Disability grant beneficiary, Noluthando Longo, said she also came to the mall at around 08:00, wanting to buy clothes for her grandchildren. “It’s really difficulty for us elderly people to stand in long queues as we would like to sit down and give our feet some rest. I earn disability grant after I fell and broke an ankle at work. I was working in a private house as a cleaner,” said the 59-year-old.
“I asked one of the queue marshalls from the bank that I’m going to if they can’t allow elderly people to go in without having to queue and he said no. I came here at 10:00 and I want to pay my funeral policy,” said 60-year-old Nontobeko Mnyoshe from Harare as she was sitting down.
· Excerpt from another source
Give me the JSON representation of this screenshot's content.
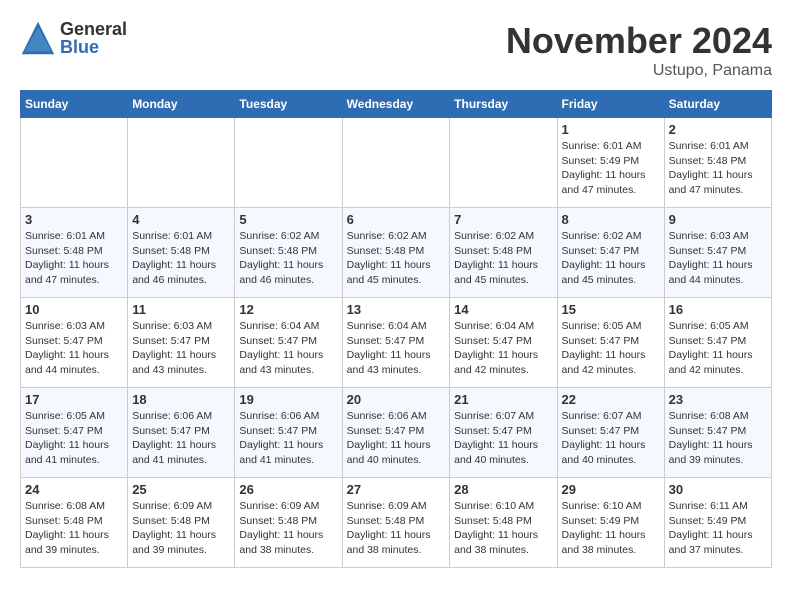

Another pensioner, Nompumelelo Dloba, said that she had already withdrawn her old age pension and was at the mall to pay her burial society money. “I don’t want to delay the payment as I’m an old person and anything can happen to me now that there is coronavirus,” said the 72-year-old.
According to a statement by Sassa, they have staggered the payments for May as they witnessed scenes of young people pushing elderly people in Soweto last month and the sheer number of people converging on shopping malls made adhering to the social distancing regulation difficult. As a result, the old age pension and disability grants were paid on 4 May and the child support grant, foster child grant and care dependency grant on the 6th of May. This staggering of grant payments caused a lot of confusion among beneficiaries.
The confirmed number of coronavirus cases in Khayelitsha as of 13h00 on 7 May is 517.